From the records that follow, copy every line in which "Bahasa" appears.

= AVAILABLE DATA =
-=-=-=-=-

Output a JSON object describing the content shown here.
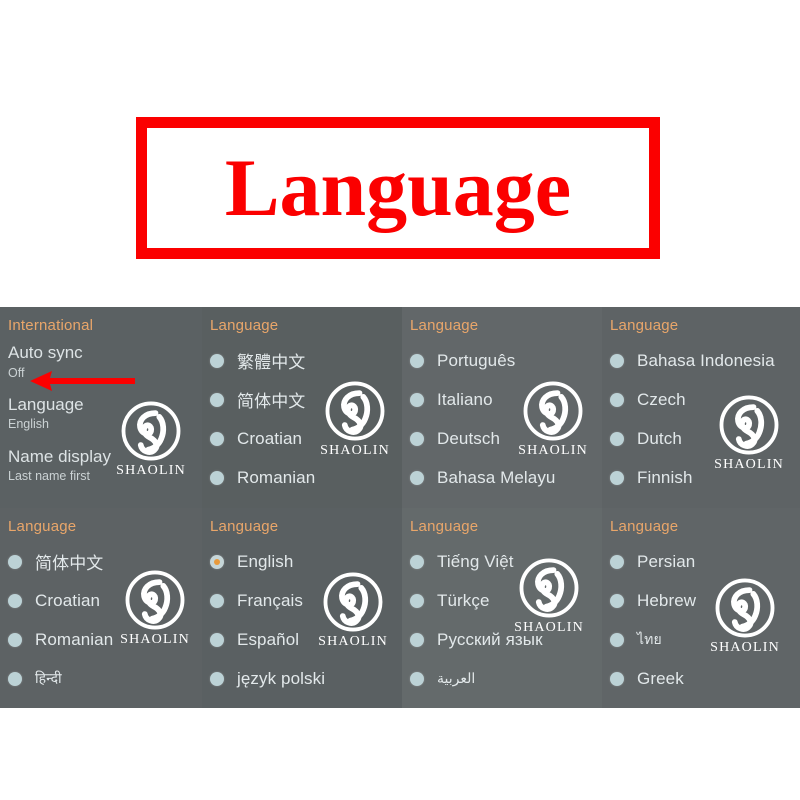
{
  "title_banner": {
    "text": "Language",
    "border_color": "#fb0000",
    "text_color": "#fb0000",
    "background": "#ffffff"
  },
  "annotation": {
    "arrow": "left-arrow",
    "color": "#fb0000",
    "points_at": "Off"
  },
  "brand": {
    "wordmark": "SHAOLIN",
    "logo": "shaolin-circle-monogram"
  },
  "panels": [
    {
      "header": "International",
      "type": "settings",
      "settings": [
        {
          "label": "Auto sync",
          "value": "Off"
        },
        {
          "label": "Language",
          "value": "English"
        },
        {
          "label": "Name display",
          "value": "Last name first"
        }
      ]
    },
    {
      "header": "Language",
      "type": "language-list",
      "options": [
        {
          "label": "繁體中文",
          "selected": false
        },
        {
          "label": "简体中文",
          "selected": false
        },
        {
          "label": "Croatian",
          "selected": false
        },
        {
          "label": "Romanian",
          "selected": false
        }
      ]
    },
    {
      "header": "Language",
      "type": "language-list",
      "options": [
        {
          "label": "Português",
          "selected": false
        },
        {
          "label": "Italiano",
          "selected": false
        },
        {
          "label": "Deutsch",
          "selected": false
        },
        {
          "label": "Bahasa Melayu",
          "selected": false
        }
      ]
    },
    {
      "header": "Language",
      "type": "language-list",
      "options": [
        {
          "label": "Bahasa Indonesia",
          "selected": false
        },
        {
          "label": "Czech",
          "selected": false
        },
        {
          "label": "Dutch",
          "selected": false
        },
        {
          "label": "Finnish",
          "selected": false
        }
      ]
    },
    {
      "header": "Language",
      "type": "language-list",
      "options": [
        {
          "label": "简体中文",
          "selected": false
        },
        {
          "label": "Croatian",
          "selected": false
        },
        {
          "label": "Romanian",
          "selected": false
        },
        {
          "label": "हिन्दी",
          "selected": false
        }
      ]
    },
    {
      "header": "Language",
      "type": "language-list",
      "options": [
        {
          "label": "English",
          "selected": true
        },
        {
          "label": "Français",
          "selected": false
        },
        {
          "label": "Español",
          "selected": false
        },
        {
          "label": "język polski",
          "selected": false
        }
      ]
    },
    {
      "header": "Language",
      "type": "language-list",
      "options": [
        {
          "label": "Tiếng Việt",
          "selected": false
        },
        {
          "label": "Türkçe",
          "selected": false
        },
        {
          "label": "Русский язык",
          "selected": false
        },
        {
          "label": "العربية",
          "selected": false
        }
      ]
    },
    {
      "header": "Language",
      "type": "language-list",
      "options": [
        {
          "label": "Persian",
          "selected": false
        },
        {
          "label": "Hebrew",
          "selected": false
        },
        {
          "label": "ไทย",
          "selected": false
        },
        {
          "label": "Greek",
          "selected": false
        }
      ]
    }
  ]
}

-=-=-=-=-

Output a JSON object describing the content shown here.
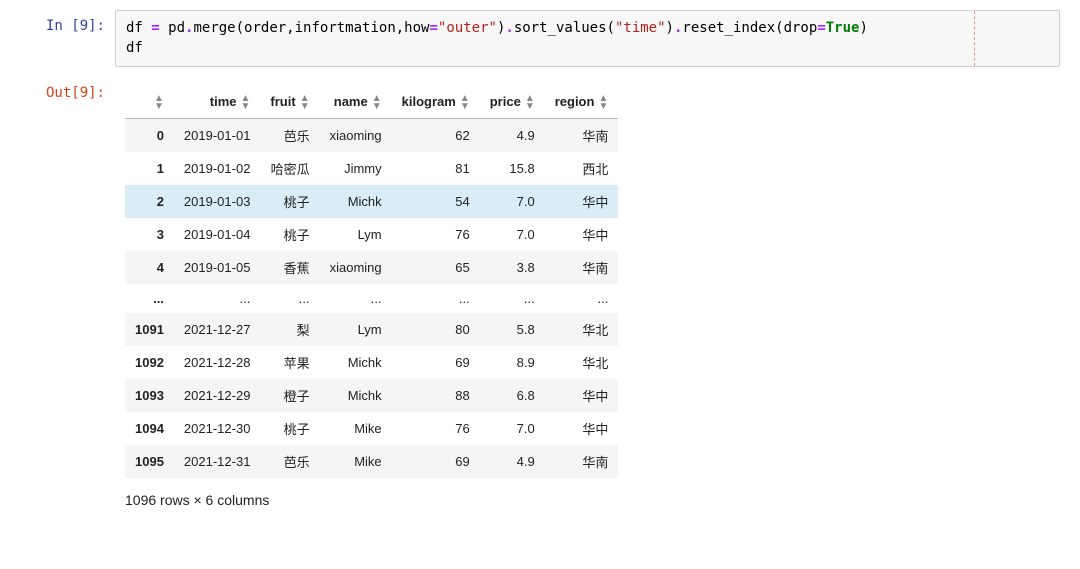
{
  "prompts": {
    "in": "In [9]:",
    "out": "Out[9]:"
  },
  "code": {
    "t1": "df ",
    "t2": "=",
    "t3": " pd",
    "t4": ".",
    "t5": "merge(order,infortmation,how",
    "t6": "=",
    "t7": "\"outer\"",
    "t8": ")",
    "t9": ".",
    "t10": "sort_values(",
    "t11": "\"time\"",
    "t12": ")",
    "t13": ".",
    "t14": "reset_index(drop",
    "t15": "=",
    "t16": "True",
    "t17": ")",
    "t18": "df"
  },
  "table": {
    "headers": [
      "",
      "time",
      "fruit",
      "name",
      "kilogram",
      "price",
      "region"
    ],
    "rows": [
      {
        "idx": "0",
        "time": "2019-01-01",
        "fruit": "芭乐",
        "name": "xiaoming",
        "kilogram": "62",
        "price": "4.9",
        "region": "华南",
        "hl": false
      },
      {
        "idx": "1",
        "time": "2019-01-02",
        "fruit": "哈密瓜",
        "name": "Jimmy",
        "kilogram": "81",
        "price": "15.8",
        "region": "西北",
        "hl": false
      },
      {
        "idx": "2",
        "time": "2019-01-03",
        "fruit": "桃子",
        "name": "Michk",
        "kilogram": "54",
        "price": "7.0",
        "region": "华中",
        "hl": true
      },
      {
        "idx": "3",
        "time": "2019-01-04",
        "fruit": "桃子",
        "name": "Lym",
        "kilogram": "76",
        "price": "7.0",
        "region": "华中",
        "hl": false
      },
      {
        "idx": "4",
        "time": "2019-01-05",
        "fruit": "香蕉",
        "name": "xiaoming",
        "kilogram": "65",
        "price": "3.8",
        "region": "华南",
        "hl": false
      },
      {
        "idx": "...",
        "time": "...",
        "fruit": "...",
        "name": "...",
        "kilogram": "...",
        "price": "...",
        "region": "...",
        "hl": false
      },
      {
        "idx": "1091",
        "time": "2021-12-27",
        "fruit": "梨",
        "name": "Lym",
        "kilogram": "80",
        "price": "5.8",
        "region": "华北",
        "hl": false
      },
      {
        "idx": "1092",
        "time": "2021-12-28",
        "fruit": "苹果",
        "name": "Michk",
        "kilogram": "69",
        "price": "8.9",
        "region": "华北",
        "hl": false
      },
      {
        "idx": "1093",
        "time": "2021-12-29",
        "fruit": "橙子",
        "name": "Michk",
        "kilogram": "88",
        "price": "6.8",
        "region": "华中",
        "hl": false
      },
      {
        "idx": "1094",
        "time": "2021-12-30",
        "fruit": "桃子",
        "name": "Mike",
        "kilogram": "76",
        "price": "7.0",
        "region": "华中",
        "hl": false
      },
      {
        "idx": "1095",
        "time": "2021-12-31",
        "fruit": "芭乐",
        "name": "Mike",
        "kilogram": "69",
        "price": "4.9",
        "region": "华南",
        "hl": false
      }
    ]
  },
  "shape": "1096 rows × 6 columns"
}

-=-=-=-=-

= EXERCISE ANSWER =
          "label": "Bahasa Melayu",
          "label": "Bahasa Indonesia",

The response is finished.